  • Kagoshima no Tsubozukuri kurozu black vinegar from Kagoshima-ken

By being added to the 'geographic indication' list, these specific products (brands) can now add a special logo to the packaging designating them as such, but really, according to Japan, it's to ensure the consumer that these 'local' Japanese products are quality products and not a knock-off.

What the hell is the Trans-Pacific Partnership? Don't worry if you don't know… I didn't either before this.

The gist of it is:
  • it's a trade agreement amongst the 12 Pacific Rim countries: Japan, Canada, U.S., Mexico, Australia, New Zealand, Malaysia, Brunei, Chile, Singapore, Vietnam and Vietnam.
  • In theory, its goal is to promote economic growth; support the creation and retention of jobs; enhance innovation, productivity and competitiveness; raise living standards; reduce poverty in the member countries; promote transparency, good governance and enhanced labor and environmental protections.
Basically, it's to lower trade barriers… and that's why Japan has created the 'geographic indication' list that will protect itself from its partners trying to horn in by selling its cheaper goods in Japan.

So... when you buy a product with the special Japanese designation logo, you'll know it's not made in some inferior processing country like Canada. That's sarcasm, by the way… but I understand the need to protect one's self.

Wagyu beef, for example, can be culled from cattle around the world, including Australia. Wagyu (和牛) is any of several breeds of Japanese cow… but the cows will, genetically, have meat that contains more fat marbling than others.

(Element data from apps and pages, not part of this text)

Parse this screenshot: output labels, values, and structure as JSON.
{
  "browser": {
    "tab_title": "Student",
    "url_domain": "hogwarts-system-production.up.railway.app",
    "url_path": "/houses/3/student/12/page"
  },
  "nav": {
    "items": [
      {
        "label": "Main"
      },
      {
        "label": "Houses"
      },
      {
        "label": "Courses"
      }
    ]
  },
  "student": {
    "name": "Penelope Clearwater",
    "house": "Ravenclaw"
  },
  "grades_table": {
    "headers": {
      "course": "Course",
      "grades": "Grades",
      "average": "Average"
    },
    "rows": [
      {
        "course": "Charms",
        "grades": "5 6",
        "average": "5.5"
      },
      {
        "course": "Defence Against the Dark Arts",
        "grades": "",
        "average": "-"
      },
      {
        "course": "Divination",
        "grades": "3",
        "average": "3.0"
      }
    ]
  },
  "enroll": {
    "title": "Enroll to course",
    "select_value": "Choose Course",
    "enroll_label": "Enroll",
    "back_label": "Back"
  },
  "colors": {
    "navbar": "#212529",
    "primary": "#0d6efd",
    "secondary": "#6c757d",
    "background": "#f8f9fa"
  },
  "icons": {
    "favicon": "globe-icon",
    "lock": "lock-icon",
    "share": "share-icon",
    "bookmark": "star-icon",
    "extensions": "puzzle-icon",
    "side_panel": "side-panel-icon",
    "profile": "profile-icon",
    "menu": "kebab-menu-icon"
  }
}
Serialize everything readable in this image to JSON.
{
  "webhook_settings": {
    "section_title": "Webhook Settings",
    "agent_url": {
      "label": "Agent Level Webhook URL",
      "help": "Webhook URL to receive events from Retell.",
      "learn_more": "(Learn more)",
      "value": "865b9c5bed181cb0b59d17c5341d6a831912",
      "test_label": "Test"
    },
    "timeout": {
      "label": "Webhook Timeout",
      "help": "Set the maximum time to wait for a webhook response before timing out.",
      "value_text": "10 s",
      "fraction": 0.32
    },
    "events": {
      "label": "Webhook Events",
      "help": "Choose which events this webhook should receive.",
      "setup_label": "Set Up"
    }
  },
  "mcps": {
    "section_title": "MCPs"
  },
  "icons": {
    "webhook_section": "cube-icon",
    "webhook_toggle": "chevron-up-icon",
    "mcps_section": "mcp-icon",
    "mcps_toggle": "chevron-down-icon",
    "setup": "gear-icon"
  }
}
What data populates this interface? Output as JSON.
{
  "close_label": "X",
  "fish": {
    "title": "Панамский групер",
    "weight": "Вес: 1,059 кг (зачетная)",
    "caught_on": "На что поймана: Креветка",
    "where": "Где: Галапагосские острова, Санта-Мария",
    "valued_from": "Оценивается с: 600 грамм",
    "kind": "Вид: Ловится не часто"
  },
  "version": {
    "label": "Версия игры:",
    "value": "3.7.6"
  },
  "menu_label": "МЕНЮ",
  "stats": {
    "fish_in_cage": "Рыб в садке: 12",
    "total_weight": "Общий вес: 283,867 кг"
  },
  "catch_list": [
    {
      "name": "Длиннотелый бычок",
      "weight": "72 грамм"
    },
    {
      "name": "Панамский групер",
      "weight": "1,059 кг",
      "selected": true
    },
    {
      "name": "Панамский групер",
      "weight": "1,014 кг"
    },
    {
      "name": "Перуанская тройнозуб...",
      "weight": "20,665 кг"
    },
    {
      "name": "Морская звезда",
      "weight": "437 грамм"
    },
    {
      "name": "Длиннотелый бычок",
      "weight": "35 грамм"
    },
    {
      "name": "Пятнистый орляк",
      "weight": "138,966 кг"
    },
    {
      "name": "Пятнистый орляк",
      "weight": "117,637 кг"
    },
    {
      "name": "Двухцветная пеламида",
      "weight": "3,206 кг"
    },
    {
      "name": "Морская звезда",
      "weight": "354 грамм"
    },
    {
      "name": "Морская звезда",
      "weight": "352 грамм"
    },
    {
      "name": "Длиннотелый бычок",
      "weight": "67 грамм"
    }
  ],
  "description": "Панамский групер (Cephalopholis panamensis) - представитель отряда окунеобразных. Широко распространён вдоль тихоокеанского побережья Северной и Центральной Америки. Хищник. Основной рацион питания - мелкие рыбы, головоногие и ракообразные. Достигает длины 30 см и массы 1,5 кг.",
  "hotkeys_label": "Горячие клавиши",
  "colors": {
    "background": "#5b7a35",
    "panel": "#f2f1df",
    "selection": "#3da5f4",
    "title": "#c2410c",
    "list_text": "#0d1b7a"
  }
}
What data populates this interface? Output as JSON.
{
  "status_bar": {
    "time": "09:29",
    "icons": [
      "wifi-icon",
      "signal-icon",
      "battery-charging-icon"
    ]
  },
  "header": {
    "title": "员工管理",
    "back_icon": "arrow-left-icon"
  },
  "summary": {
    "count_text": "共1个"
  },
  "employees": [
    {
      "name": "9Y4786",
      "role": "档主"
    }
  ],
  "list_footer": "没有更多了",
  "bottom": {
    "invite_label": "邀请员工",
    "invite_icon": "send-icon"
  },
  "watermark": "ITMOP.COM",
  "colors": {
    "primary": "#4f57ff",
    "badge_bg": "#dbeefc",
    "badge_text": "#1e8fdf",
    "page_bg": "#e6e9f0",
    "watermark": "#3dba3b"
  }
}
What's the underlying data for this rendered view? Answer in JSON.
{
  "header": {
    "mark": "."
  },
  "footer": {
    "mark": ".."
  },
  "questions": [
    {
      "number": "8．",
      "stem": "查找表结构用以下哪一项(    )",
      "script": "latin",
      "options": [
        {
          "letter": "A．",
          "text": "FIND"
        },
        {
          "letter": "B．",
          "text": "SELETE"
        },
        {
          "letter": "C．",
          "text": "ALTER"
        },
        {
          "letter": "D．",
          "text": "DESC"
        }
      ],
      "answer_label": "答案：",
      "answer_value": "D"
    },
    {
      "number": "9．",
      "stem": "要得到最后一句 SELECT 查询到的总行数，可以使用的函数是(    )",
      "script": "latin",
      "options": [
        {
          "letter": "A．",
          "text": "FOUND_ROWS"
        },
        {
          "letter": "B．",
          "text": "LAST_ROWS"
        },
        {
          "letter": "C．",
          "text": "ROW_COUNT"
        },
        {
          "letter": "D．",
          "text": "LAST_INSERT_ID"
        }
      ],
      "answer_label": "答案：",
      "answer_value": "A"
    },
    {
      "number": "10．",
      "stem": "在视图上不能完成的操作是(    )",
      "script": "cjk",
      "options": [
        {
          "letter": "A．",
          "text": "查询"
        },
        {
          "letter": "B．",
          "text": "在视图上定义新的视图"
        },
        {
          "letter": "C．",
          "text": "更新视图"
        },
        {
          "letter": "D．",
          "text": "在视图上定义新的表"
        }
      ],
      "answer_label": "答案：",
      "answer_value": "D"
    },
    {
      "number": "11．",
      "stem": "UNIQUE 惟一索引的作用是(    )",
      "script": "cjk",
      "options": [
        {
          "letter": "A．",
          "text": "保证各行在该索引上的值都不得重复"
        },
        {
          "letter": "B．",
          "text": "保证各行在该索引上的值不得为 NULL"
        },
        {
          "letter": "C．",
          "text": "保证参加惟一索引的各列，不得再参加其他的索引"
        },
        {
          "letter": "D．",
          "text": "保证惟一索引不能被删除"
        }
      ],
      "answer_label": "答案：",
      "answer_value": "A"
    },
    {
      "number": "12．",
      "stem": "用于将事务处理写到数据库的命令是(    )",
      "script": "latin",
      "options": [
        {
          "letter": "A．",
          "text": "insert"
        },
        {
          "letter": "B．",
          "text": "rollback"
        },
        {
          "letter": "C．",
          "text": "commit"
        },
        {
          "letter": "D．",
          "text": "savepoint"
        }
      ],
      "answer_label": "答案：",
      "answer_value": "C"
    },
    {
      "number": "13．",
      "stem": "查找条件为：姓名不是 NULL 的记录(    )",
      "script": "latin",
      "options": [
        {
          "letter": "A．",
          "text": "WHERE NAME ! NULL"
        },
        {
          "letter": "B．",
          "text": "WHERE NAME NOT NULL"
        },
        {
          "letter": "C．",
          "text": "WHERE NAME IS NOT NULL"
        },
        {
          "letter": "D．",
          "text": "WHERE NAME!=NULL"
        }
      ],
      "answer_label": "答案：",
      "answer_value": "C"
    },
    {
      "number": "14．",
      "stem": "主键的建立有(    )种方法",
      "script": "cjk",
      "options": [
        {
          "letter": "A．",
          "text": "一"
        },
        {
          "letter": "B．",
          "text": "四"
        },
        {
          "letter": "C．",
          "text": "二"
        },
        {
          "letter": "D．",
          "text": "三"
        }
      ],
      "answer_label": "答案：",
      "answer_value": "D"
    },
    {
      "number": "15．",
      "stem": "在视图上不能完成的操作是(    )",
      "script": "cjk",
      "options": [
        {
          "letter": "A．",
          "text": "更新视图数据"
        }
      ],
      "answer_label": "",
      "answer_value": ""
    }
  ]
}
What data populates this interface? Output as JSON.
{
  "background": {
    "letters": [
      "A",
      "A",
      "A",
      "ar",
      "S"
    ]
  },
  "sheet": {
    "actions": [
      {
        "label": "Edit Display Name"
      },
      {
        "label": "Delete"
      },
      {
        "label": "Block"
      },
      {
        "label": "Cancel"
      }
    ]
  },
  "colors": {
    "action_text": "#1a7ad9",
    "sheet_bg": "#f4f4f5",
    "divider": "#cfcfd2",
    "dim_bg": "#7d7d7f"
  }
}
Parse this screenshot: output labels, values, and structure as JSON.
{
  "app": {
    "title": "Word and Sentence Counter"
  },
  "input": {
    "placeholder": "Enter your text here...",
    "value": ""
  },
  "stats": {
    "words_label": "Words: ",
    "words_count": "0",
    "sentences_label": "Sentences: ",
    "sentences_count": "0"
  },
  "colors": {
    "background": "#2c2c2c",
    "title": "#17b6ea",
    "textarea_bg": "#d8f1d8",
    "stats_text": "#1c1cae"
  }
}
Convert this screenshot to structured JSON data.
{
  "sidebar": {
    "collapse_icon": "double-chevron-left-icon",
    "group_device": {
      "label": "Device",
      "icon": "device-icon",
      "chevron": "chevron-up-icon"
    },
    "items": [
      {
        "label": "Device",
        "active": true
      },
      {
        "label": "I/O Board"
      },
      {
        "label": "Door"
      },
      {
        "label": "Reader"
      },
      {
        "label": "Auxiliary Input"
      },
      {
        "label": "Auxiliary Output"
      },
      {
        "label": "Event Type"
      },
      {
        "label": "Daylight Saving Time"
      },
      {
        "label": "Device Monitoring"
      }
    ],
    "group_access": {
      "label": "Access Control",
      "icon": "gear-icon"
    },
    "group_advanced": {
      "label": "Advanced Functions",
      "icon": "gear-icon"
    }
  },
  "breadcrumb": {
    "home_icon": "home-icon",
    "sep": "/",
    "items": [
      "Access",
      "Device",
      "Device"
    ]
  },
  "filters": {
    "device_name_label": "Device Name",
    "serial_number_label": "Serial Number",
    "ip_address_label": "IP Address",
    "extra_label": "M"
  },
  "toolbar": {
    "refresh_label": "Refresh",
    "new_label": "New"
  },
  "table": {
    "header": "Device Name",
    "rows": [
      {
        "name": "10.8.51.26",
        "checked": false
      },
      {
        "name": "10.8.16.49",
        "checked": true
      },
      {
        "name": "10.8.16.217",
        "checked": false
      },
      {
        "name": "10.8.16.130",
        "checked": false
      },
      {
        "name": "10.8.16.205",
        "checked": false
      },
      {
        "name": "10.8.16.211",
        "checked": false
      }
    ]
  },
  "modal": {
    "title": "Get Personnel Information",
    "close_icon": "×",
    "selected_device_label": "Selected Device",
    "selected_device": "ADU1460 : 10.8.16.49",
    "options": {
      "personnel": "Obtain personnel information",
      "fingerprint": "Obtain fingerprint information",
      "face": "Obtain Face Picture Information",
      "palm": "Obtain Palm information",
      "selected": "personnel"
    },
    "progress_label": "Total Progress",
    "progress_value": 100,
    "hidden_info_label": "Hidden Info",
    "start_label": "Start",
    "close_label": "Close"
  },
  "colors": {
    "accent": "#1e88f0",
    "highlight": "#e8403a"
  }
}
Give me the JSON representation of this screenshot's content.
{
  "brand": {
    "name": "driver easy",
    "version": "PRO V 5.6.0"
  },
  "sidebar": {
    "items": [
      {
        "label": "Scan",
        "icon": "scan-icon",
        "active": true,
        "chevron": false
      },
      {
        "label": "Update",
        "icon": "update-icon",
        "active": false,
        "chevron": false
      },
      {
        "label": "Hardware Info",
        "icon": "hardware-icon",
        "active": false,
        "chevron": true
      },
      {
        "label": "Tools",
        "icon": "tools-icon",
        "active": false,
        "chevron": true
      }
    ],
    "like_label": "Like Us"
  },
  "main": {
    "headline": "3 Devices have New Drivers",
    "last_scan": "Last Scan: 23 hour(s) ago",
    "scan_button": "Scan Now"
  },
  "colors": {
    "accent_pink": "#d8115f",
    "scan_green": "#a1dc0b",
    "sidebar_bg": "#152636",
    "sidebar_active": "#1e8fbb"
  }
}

So… cows that come under the wagyu moniker are: Kobe; Mishima; Matsusaka; Ōmi; and Sanda.

Here's the thing… these cows might be Japanese, but they don't have to be born or raised or culled there.

Wagyu cattle farms exist in Japan, Canada, Australia, Scotland, and, of course, Australia.

Note that in Japan, Japanese Black (黒毛和種 Kuroge Washu) makes up about 90% of all the slaughtered cows in Japan, and includes the Tajima (on the list), Tottori, Shimane and Okayama. For the record, the other three types of wagyu cow along with the Japanese Black are: Japanese Brown (赤毛和種 Akage Washu - but also sometimes called the Japanese Red); Japanese Polled (無角和種 Mukaku Washu), and the Japanese Shorthorn (日本短角和種 Nihon Tankaku Washu), which also sounds dirty, only less so.

Okay, back to the TPP free trade agreement… as a citizen of Canada and it's North America Free Trade Agreement - NAFTA - I can say that it will have its pluses and minuses for each member country… and one's feelings towards the TPP will be tempered or engaged depending on how it affects the individual.

So… Japan, to better protect itself, is going to continue to expand its region-specific designation food products, with Japan's Farm Ministry minister Moriyama Hiroshi (surname first) noting that the ministry has nearly 50 applications for the region designation (including the seven just added).

Japan's national government has already set penalties for any company that utilizes an unauthorized logo or use of the name of a designated product. While the warning is to other countries like Canada and its incredible ability to create food products that look like exact replicas of others (that's me kidding), it is a warning to every other global country as well as it its own national processors and manufacturers.

Anyhow, the next time any one of you dear readers is down in New Zealand, please pick me up some "melons".

Andrew Joseph

1 comment:

  1. I'm surprised you didn't mention that the melon looks dirty.